Over the last year, Web 2.0 became cloudy. Yes, once upon a time, Sergey and Larry defined their vision for Google as an effort “to organize the world’s information and to make it universally accessible.” As a result of this ambitious goal, “cloud computing” as the web savants call it, has become all the rage. Move over Doppler 5000. Today, “cloud computing” has become an integral part of the interwebs’ inexorable movement into sunny weather.
For those of you who are unfamiliar with clouds of the Internet variety, I can tell you that cloud computing is a constructive metaphor for an upgraded (or improved) version of utility computing. And utility computing is the combination of computing resources, such as computation and storage, offered as a metered service, similar to the way we get power and water from a public utility. I've found that the "cloud" metaphor is used and defined broadly on the Internet, but in this case, let's stick to describing it as an updated iteration of utility computing.
In this sense, clouds are basically virtual servers spread across the Internet that extend the existing capacity and capability of a business’s tech resources. For example, think about what an IT service might need to help a business run more efficiently: improved capability to add more storage space and speed on the fly—without adding more hardware, infrastructure, or personnel...
Sounds like a good recipe for success, right? It's probably the reason that so many cloud-peddlers have popped up all over the Internet in the last year, large and small, offering increased storage, spam-filtering, and applications—in an apparent effort to level the playing field and open up the transaction of information. Just like old Sergey and Larry wanted it.
About six months ago, Business Week suggested that, “for clouds to reach their potential, they should be nearly as easy to program and navigate as the web.” Sounds like something out of a preachy meteorology textbook, if there is such a thing. But truly, this statement was intended, I think, to refer to the giant clouds (like the cumulonimbus that is Google), who had not yet succeeded in offering smooth, easy access to the colossal reservoirs of information piling up on their servers. As we’ve moved forward, many companies have begun setting up in the “clouds” to mine through the accumulated data in sites like Amazon and Google. Think what smooth navigation of this information could do—in positive ways, and negative.
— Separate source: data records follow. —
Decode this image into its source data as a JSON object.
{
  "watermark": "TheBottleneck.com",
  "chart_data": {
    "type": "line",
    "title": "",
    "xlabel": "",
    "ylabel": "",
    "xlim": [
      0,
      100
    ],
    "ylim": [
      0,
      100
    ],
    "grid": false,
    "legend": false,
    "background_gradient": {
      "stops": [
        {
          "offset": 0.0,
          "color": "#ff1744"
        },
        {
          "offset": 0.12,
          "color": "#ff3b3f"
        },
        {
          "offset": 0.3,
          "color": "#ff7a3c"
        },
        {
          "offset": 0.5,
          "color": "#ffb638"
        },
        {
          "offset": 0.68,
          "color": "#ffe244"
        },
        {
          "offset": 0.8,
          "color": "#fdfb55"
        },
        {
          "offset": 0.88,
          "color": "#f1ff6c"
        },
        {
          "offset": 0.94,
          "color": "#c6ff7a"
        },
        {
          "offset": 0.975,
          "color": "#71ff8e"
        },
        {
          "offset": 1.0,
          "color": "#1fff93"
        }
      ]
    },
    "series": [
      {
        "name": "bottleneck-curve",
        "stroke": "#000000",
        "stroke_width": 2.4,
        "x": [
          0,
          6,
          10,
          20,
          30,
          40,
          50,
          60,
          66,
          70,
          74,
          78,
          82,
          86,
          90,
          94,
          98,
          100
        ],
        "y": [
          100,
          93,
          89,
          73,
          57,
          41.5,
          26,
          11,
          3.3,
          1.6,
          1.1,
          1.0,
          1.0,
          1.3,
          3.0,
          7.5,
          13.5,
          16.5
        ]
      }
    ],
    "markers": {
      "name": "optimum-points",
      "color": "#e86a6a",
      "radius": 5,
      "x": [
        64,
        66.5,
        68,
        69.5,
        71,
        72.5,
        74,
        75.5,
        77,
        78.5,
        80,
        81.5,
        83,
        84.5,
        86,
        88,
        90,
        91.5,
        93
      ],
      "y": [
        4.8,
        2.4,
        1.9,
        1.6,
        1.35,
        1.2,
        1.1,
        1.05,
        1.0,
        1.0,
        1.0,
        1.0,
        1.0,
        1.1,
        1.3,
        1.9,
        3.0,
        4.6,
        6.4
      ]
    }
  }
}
But with a small company like Syncplicity (that's a helluva portmanteau, eh?), we see this happening on a much smaller level, and, again, it bodes well for the leveling of the informational playing field—or stratosphere, if you want to extend the metaphor. Which you do.
Syncplicity is a company dedicated to the graceful integration and synchronization of a person or company’s database. Said another way, they are a company endeavoring to liberate people from worrying about where and how they store their important personal data. They want to speed up your computer, take away that unwieldy data and store it neatly for you… “But, where?” you ask. Why, in the clouds of course.
Syncplicity offers a program that automatically stores, backs-up, and links your documents, photos, music and video files between each of your or your company’s computers. It has a cloud-share of its own. And you can access this cloud-program online or offline, which, to my understanding, gives Web applications equal footing on the desktop.
I think Syncplicity is such a germane topic now, because the company recently launched a new iPhone application—just in time for the release of the new iPhone 3G. The beauty of their new application is that iPhone and iPod users can now access data from anywhere. Thanks again to the clouds. iPhone users with less capacity – smaller GB – can have access to photos and TV shows through Syncplicity’s optimization program. Signing up for, and downloading, Syncplicity is really easy, and the best part is that you no longer have to worry about deleting or overwriting files, as Syncplicity keeps track of deleted files, previous versions, so you can always have them. You can access them from any computer, at any time, even if your computer is not connected to the Internet. You can share any file or folder you like, even with people who don’t have the program. Pretty cool.
So the question then becomes: for Apple, is this a good thing or a bad thing? With the ability to store your data in the clouds, there’s really no need for the increased storage space of the 3G, right?
Put your head in the clouds and think about it.